Master’s Students

Cassandre Pyne

Cassandre completed her BSc at Queen’s University with a major in Biology and a minor in Computing. For her MSc she’s interested in using bioinformatic and computational tools to investigate evolutionary processes. Specifically, she is focused on determining the genetic basis of sex determination in Catostomus suckers using genomic data as well as bioinformatic tools such as a genome wide association study. Catostomus suckers are freshwater fish that experience contemporary hybridization and varying reproductive isolation between species.


Jillian Campbell

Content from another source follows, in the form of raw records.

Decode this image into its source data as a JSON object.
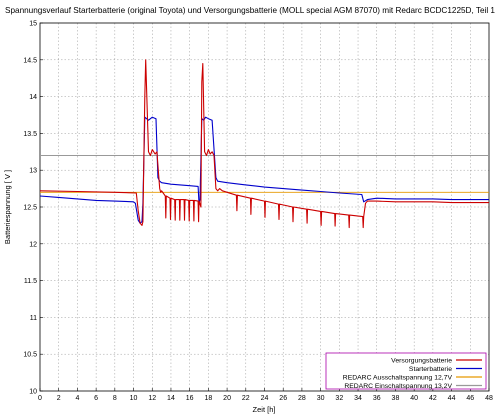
{
  "chart_data": {
    "type": "line",
    "title": "Spannungsverlauf Starterbatterie (original Toyota) und Versorgungsbatterie (MOLL special AGM 87070) mit Redarc BCDC1225D, Teil 1",
    "xlabel": "Zeit [h]",
    "ylabel": "Batteriespannung [ V ]",
    "xlim": [
      0,
      48
    ],
    "ylim": [
      10,
      15
    ],
    "x_ticks": [
      "0",
      "2",
      "4",
      "6",
      "8",
      "10",
      "12",
      "14",
      "16",
      "18",
      "20",
      "22",
      "24",
      "26",
      "28",
      "30",
      "32",
      "34",
      "36",
      "38",
      "40",
      "42",
      "44",
      "46",
      "48"
    ],
    "y_ticks": [
      "10",
      "10.5",
      "11",
      "11.5",
      "12",
      "12.5",
      "13",
      "13.5",
      "14",
      "14.5",
      "15"
    ],
    "grid": true,
    "legend_position": "bottom-right",
    "series": [
      {
        "name": "Versorgungsbatterie",
        "color": "#cc0000",
        "x": [
          0,
          4,
          8,
          10.3,
          10.5,
          10.7,
          10.9,
          11.0,
          11.2,
          11.3,
          11.6,
          11.8,
          12.0,
          12.3,
          12.5,
          12.8,
          12.9,
          13.0,
          13.4,
          13.45,
          13.5,
          13.9,
          13.95,
          14.0,
          14.4,
          14.45,
          14.5,
          14.9,
          14.95,
          15.0,
          15.4,
          15.45,
          15.5,
          15.9,
          15.95,
          16.0,
          16.4,
          16.45,
          16.5,
          16.9,
          16.95,
          17.0,
          17.2,
          17.3,
          17.4,
          17.6,
          17.8,
          18.0,
          18.2,
          18.4,
          18.6,
          18.8,
          19.0,
          19.2,
          19.5,
          20.0,
          21.0,
          21.05,
          21.1,
          22.5,
          22.55,
          22.6,
          24.0,
          24.05,
          24.1,
          25.5,
          25.55,
          25.6,
          27.0,
          27.05,
          27.1,
          28.5,
          28.55,
          28.6,
          30.0,
          30.05,
          30.1,
          31.5,
          31.55,
          31.6,
          33.0,
          33.05,
          33.1,
          34.5,
          34.55,
          34.6,
          34.8,
          35.0,
          36,
          38,
          40,
          42,
          44,
          46,
          48
        ],
        "y": [
          12.72,
          12.71,
          12.7,
          12.69,
          12.45,
          12.28,
          12.25,
          12.3,
          14.0,
          14.5,
          13.25,
          13.2,
          13.28,
          13.22,
          13.25,
          12.75,
          12.7,
          12.72,
          12.65,
          12.35,
          12.65,
          12.62,
          12.33,
          12.62,
          12.6,
          12.32,
          12.6,
          12.6,
          12.32,
          12.6,
          12.6,
          12.32,
          12.6,
          12.59,
          12.31,
          12.59,
          12.59,
          12.31,
          12.59,
          12.58,
          12.3,
          12.58,
          12.5,
          14.2,
          14.45,
          13.25,
          13.2,
          13.28,
          13.22,
          13.25,
          13.2,
          12.75,
          12.72,
          12.75,
          12.72,
          12.7,
          12.66,
          12.45,
          12.66,
          12.62,
          12.4,
          12.62,
          12.58,
          12.36,
          12.58,
          12.54,
          12.33,
          12.54,
          12.5,
          12.3,
          12.5,
          12.47,
          12.28,
          12.47,
          12.44,
          12.25,
          12.44,
          12.41,
          12.24,
          12.41,
          12.39,
          12.22,
          12.39,
          12.37,
          12.22,
          12.37,
          12.55,
          12.58,
          12.58,
          12.57,
          12.57,
          12.57,
          12.56,
          12.56,
          12.56
        ]
      },
      {
        "name": "Starterbatterie",
        "color": "#0000cc",
        "x": [
          0,
          2,
          4,
          6,
          8,
          10.0,
          10.2,
          10.5,
          10.7,
          10.9,
          11.0,
          11.2,
          11.4,
          11.6,
          12.0,
          12.4,
          12.6,
          12.8,
          13.0,
          14.0,
          15.0,
          16.0,
          16.9,
          17.0,
          17.1,
          17.3,
          17.5,
          17.7,
          18.0,
          18.4,
          18.8,
          19.0,
          20,
          22,
          24,
          26,
          28,
          30,
          32,
          34.4,
          34.6,
          35.0,
          36,
          38,
          40,
          42,
          44,
          46,
          48
        ],
        "y": [
          12.65,
          12.63,
          12.61,
          12.59,
          12.58,
          12.57,
          12.55,
          12.32,
          12.28,
          12.3,
          12.55,
          13.72,
          13.7,
          13.68,
          13.72,
          13.7,
          12.9,
          12.85,
          12.83,
          12.81,
          12.8,
          12.79,
          12.78,
          12.55,
          12.6,
          13.7,
          13.68,
          13.72,
          13.7,
          13.68,
          12.9,
          12.85,
          12.83,
          12.8,
          12.77,
          12.75,
          12.73,
          12.71,
          12.69,
          12.67,
          12.57,
          12.6,
          12.62,
          12.61,
          12.61,
          12.61,
          12.6,
          12.6,
          12.6
        ]
      },
      {
        "name": "REDARC Ausschaltspannung 12,7V",
        "color": "#e69900",
        "x": [
          0,
          48
        ],
        "y": [
          12.7,
          12.7
        ]
      },
      {
        "name": "REDARC Einschaltspannung 13,2V",
        "color": "#999999",
        "x": [
          0,
          48
        ],
        "y": [
          13.2,
          13.2
        ]
      }
    ]
  }
}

Jillian completed her BSc with a major in Biology at Queen’s University. She is now working towards completing her MSc in Integrative Biology at the University of Guelph. More specifically, for her MSc Jillian is interested in using genetic analyses to determine the effectiveness of a fisheries management intervention at reducing the incidence of hybridization between native and non-native Catostomus suckers. Determining the effectiveness of such operations helps to establish stronger management and conservation approaches in the future.


Undergraduate Students

Mathew Mervyn

Mat is volunteering in the Mandeville lab while completing his BSc in Zoology with a minor in Business at the University of Guelph. He’s interested in population dynamics, inter-species interactions, and human impacts on ecosystems. He also helps out on campus by volunteering in labs and as a volunteer TA for BIOL*1070.


Amanda Meuser

Amanda is a fourth-year research project student in the Mandeville lab and will be completing her BSc in Molecular Biology and Genetics with a minor in French Studies in the spring of 2021. For her research project, she is interested in studying how population genetics of certain freshwater fish species, including creek chub and common shiner, have been altered in agriculturally impacted streams. She is eager to learn more about bioinformatic tools and computational approaches to genomic data analysis.


A drawing of Amy Pitura

Amy Pitura

Amy is a research assistant and with a BSc in Marine and Freshwater Biology from the University of Guelph. She’s passionate about aquatic ecosystems and is excited to contribute to understanding the mechanism of Catostomus and Chrosomus sex determination and how that affects their hybridization. She’s also helping with the Lab’s other projects, such as the MLWIC for fish hybrids project and the agricultural streams project.


Kayleigh Paisley-Rush

Kayleigh is volunteering in the Mandeville lab while competing her BSc in Marine and Freshwater Biology at the University of Guelph. She is interested in environmental ecology and conservation, especially in aquatic ecosystems. She also volunteers in BIOL*1070 seminars and is a part of the CBS Literature Review Club.


Catherine Cooper

Catherine (Cat) is a fourth-year undergraduate Wildlife Biology and Conservation student completing an undergraduate research project in the Mandeville lab. She is studying genetic variation in creek chub as a function of environmental variation in a fragmented agricultural landscape. She has a special interest in the interactions between different species, and between species and their environments.

Alumni of the Lab

Bram Ratz, Master’s in Bioinformatics

Daniel Fabrizio, Undergraduate

Samantha Arevalo, Undergraduate

Sam recently graduated from the University of Guelph with a BSc in Zoology. She aims to work in helping protect SAR species and understanding how humans have impacted aquatic ecology. With the Mandeville lab, she is involved with two main projects: 1) MLWIC for fish hybrids and 2) assessing population dynamics of creek chub. The goal of the MLWIC project is to determine how accurately a machine learning package in R (named MLWIC) can identify hybrid trout species apart from parental species. The creek chub project, which was also her fourth year research project, assesses how anthropogenic barriers affect genetic differentiation of creek chub populations across southwestern Ontario. This ongoing project combines spatial data and genomic analyses to determine how agricultural landscapes play a role in the evolutionary processes of fish.